**Directions for this task**
Repeat the records below exactly, leaving out any pictures.

Component data from apps and pages:
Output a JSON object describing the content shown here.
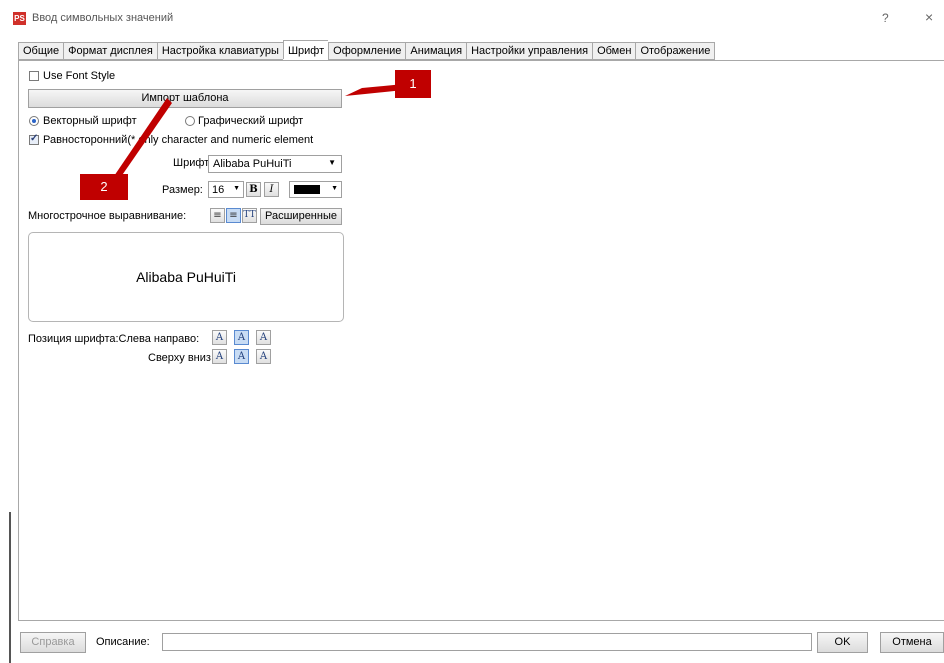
{
  "window": {
    "title": "Ввод символьных значений",
    "app_icon": "PS",
    "help": "?",
    "close": "×"
  },
  "tabs": [
    {
      "label": "Общие"
    },
    {
      "label": "Формат дисплея"
    },
    {
      "label": "Настройка клавиатуры"
    },
    {
      "label": "Шрифт",
      "active": true
    },
    {
      "label": "Оформление"
    },
    {
      "label": "Анимация"
    },
    {
      "label": "Настройки управления"
    },
    {
      "label": "Обмен"
    },
    {
      "label": "Отображение"
    }
  ],
  "font_tab": {
    "use_font_style": {
      "label": "Use Font Style",
      "checked": false
    },
    "import_template_label": "Импорт шаблона",
    "vector_font": {
      "label": "Векторный шрифт",
      "checked": true
    },
    "graphic_font": {
      "label": "Графический шрифт",
      "checked": false
    },
    "equal_width": {
      "label": "Равносторонний(* only character and numeric element",
      "checked": true
    },
    "font_label": "Шрифт:",
    "font_value": "Alibaba PuHuiTi",
    "size_label": "Размер:",
    "size_value": "16",
    "bold_label": "B",
    "italic_label": "I",
    "color": "#000000",
    "align_label": "Многострочное выравнивание:",
    "advanced_label": "Расширенные",
    "preview_text": "Alibaba PuHuiTi",
    "position_label": "Позиция шрифта:Слева направо:",
    "vertical_label": "Сверху вниз:",
    "pos_glyph": "A"
  },
  "annotations": {
    "callout_1": "1",
    "callout_2": "2",
    "color": "#c00000"
  },
  "bottom": {
    "help_label": "Справка",
    "description_label": "Описание:",
    "description_value": "",
    "ok_label": "OK",
    "cancel_label": "Отмена"
  }
}
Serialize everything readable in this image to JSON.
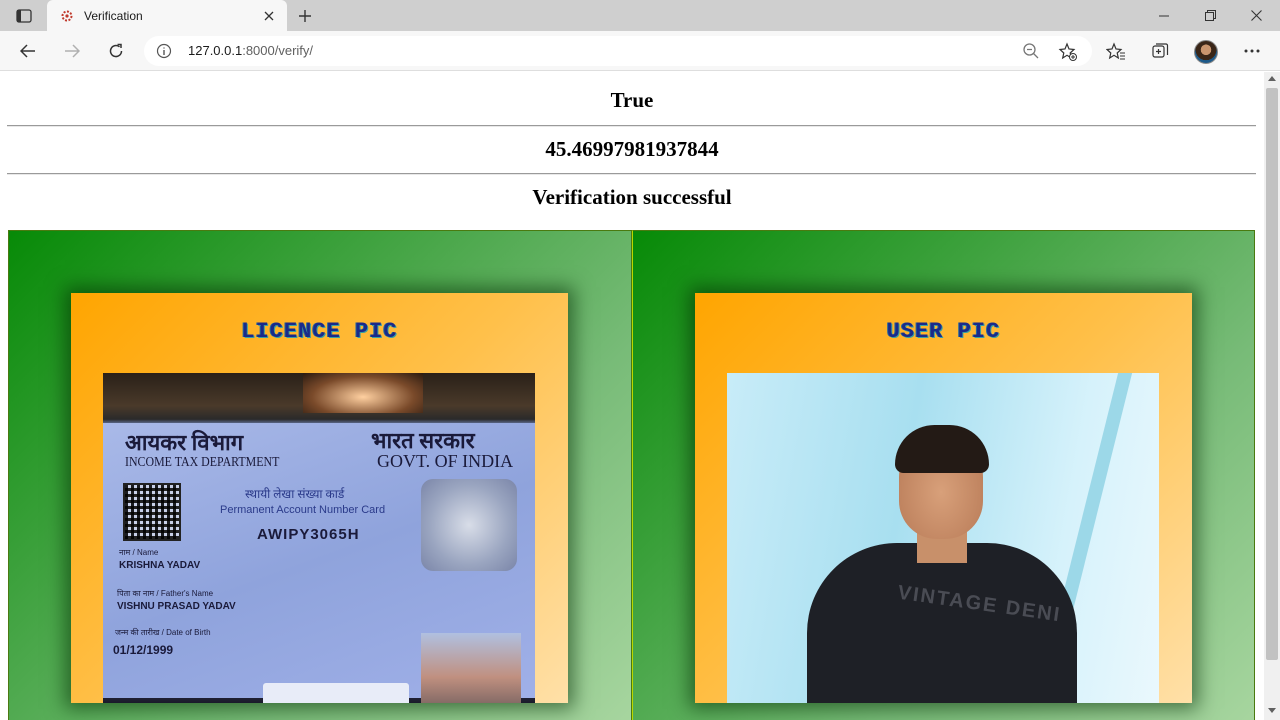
{
  "browser": {
    "tab_title": "Verification",
    "url_host": "127.0.0.1",
    "url_path": ":8000/verify/"
  },
  "page": {
    "result": "True",
    "score": "45.46997981937844",
    "message": "Verification successful"
  },
  "cards": {
    "licence": {
      "title": "LICENCE PIC",
      "id_card": {
        "hindi_dept": "आयकर विभाग",
        "hindi_govt": "भारत सरकार",
        "dept": "INCOME TAX DEPARTMENT",
        "govt": "GOVT. OF INDIA",
        "card_hindi": "स्थायी लेखा संख्या कार्ड",
        "card_type": "Permanent Account Number Card",
        "pan": "AWIPY3065H",
        "name_label": "नाम / Name",
        "name": "KRISHNA YADAV",
        "father_label": "पिता का नाम / Father's Name",
        "father_name": "VISHNU PRASAD YADAV",
        "dob_label": "जन्म की तारीख / Date of Birth",
        "dob": "01/12/1999"
      }
    },
    "user": {
      "title": "USER PIC",
      "shirt_text": "VINTAGE DENI"
    }
  },
  "colors": {
    "panel_green": "#078a07",
    "card_orange": "#ffa500",
    "card_title": "#1a2a8a"
  }
}
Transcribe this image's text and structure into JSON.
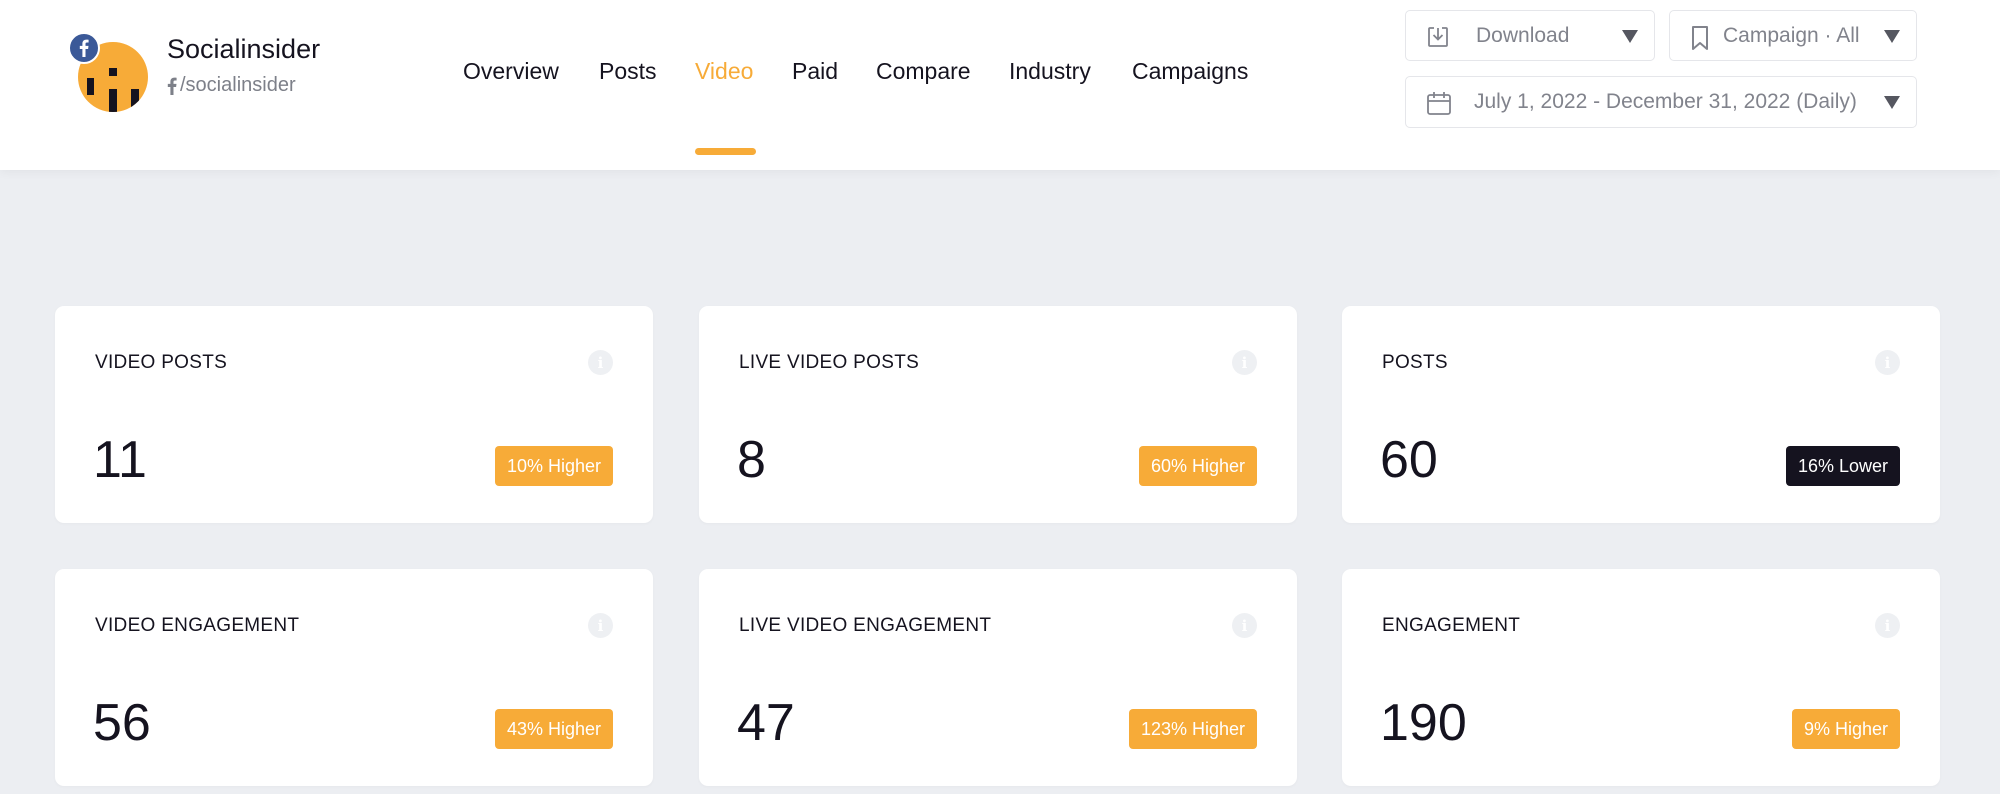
{
  "brand": {
    "name": "Socialinsider",
    "handle": "/socialinsider",
    "network_icon": "facebook-icon"
  },
  "nav": {
    "items": [
      {
        "label": "Overview",
        "active": false
      },
      {
        "label": "Posts",
        "active": false
      },
      {
        "label": "Video",
        "active": true
      },
      {
        "label": "Paid",
        "active": false
      },
      {
        "label": "Compare",
        "active": false
      },
      {
        "label": "Industry",
        "active": false
      },
      {
        "label": "Campaigns",
        "active": false
      }
    ]
  },
  "toolbar": {
    "download_label": "Download",
    "campaign_label": "Campaign · All",
    "date_range_label": "July 1, 2022 - December 31, 2022 (Daily)"
  },
  "colors": {
    "accent": "#f7ab38",
    "dark": "#15131f",
    "background": "#eceef2"
  },
  "cards": [
    {
      "title": "VIDEO POSTS",
      "value": "11",
      "badge": "10% Higher",
      "trend": "higher"
    },
    {
      "title": "LIVE VIDEO POSTS",
      "value": "8",
      "badge": "60% Higher",
      "trend": "higher"
    },
    {
      "title": "POSTS",
      "value": "60",
      "badge": "16% Lower",
      "trend": "lower"
    },
    {
      "title": "VIDEO ENGAGEMENT",
      "value": "56",
      "badge": "43% Higher",
      "trend": "higher"
    },
    {
      "title": "LIVE VIDEO ENGAGEMENT",
      "value": "47",
      "badge": "123% Higher",
      "trend": "higher"
    },
    {
      "title": "ENGAGEMENT",
      "value": "190",
      "badge": "9% Higher",
      "trend": "higher"
    }
  ]
}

**Answer to the problem**
Output a JSON object describing the content shown here.
{
  "window": {
    "title": "Ввод символьных значений",
    "app_icon": "PS",
    "help": "?",
    "close": "×"
  },
  "tabs": [
    {
      "label": "Общие"
    },
    {
      "label": "Формат дисплея"
    },
    {
      "label": "Настройка клавиатуры"
    },
    {
      "label": "Шрифт",
      "active": true
    },
    {
      "label": "Оформление"
    },
    {
      "label": "Анимация"
    },
    {
      "label": "Настройки управления"
    },
    {
      "label": "Обмен"
    },
    {
      "label": "Отображение"
    }
  ],
  "font_tab": {
    "use_font_style": {
      "label": "Use Font Style",
      "checked": false
    },
    "import_template_label": "Импорт шаблона",
    "vector_font": {
      "label": "Векторный шрифт",
      "checked": true
    },
    "graphic_font": {
      "label": "Графический шрифт",
      "checked": false
    },
    "equal_width": {
      "label": "Равносторонний(* only character and numeric element",
      "checked": true
    },
    "font_label": "Шрифт:",
    "font_value": "Alibaba PuHuiTi",
    "size_label": "Размер:",
    "size_value": "16",
    "bold_label": "B",
    "italic_label": "I",
    "color": "#000000",
    "align_label": "Многострочное выравнивание:",
    "advanced_label": "Расширенные",
    "preview_text": "Alibaba PuHuiTi",
    "position_label": "Позиция шрифта:Слева направо:",
    "vertical_label": "Сверху вниз:",
    "pos_glyph": "A"
  },
  "annotations": {
    "callout_1": "1",
    "callout_2": "2",
    "color": "#c00000"
  },
  "bottom": {
    "help_label": "Справка",
    "description_label": "Описание:",
    "description_value": "",
    "ok_label": "OK",
    "cancel_label": "Отмена"
  }
}
Serialize everything readable in this image to JSON.
{
  "browser": {
    "tab_title": "Verification",
    "url_host": "127.0.0.1",
    "url_path": ":8000/verify/"
  },
  "page": {
    "result": "True",
    "score": "45.46997981937844",
    "message": "Verification successful"
  },
  "cards": {
    "licence": {
      "title": "LICENCE PIC",
      "id_card": {
        "hindi_dept": "आयकर विभाग",
        "hindi_govt": "भारत सरकार",
        "dept": "INCOME TAX DEPARTMENT",
        "govt": "GOVT. OF INDIA",
        "card_hindi": "स्थायी लेखा संख्या कार्ड",
        "card_type": "Permanent Account Number Card",
        "pan": "AWIPY3065H",
        "name_label": "नाम / Name",
        "name": "KRISHNA YADAV",
        "father_label": "पिता का नाम / Father's Name",
        "father_name": "VISHNU PRASAD YADAV",
        "dob_label": "जन्म की तारीख / Date of Birth",
        "dob": "01/12/1999"
      }
    },
    "user": {
      "title": "USER PIC",
      "shirt_text": "VINTAGE DENI"
    }
  },
  "colors": {
    "panel_green": "#078a07",
    "card_orange": "#ffa500",
    "card_title": "#1a2a8a"
  }
}
Transcribe this image's text and structure into JSON.
{
  "brand": {
    "name": "Socialinsider",
    "handle": "/socialinsider",
    "network_icon": "facebook-icon"
  },
  "nav": {
    "items": [
      {
        "label": "Overview",
        "active": false
      },
      {
        "label": "Posts",
        "active": false
      },
      {
        "label": "Video",
        "active": true
      },
      {
        "label": "Paid",
        "active": false
      },
      {
        "label": "Compare",
        "active": false
      },
      {
        "label": "Industry",
        "active": false
      },
      {
        "label": "Campaigns",
        "active": false
      }
    ]
  },
  "toolbar": {
    "download_label": "Download",
    "campaign_label": "Campaign · All",
    "date_range_label": "July 1, 2022 - December 31, 2022 (Daily)"
  },
  "colors": {
    "accent": "#f7ab38",
    "dark": "#15131f",
    "background": "#eceef2"
  },
  "cards": [
    {
      "title": "VIDEO POSTS",
      "value": "11",
      "badge": "10% Higher",
      "trend": "higher"
    },
    {
      "title": "LIVE VIDEO POSTS",
      "value": "8",
      "badge": "60% Higher",
      "trend": "higher"
    },
    {
      "title": "POSTS",
      "value": "60",
      "badge": "16% Lower",
      "trend": "lower"
    },
    {
      "title": "VIDEO ENGAGEMENT",
      "value": "56",
      "badge": "43% Higher",
      "trend": "higher"
    },
    {
      "title": "LIVE VIDEO ENGAGEMENT",
      "value": "47",
      "badge": "123% Higher",
      "trend": "higher"
    },
    {
      "title": "ENGAGEMENT",
      "value": "190",
      "badge": "9% Higher",
      "trend": "higher"
    }
  ]
}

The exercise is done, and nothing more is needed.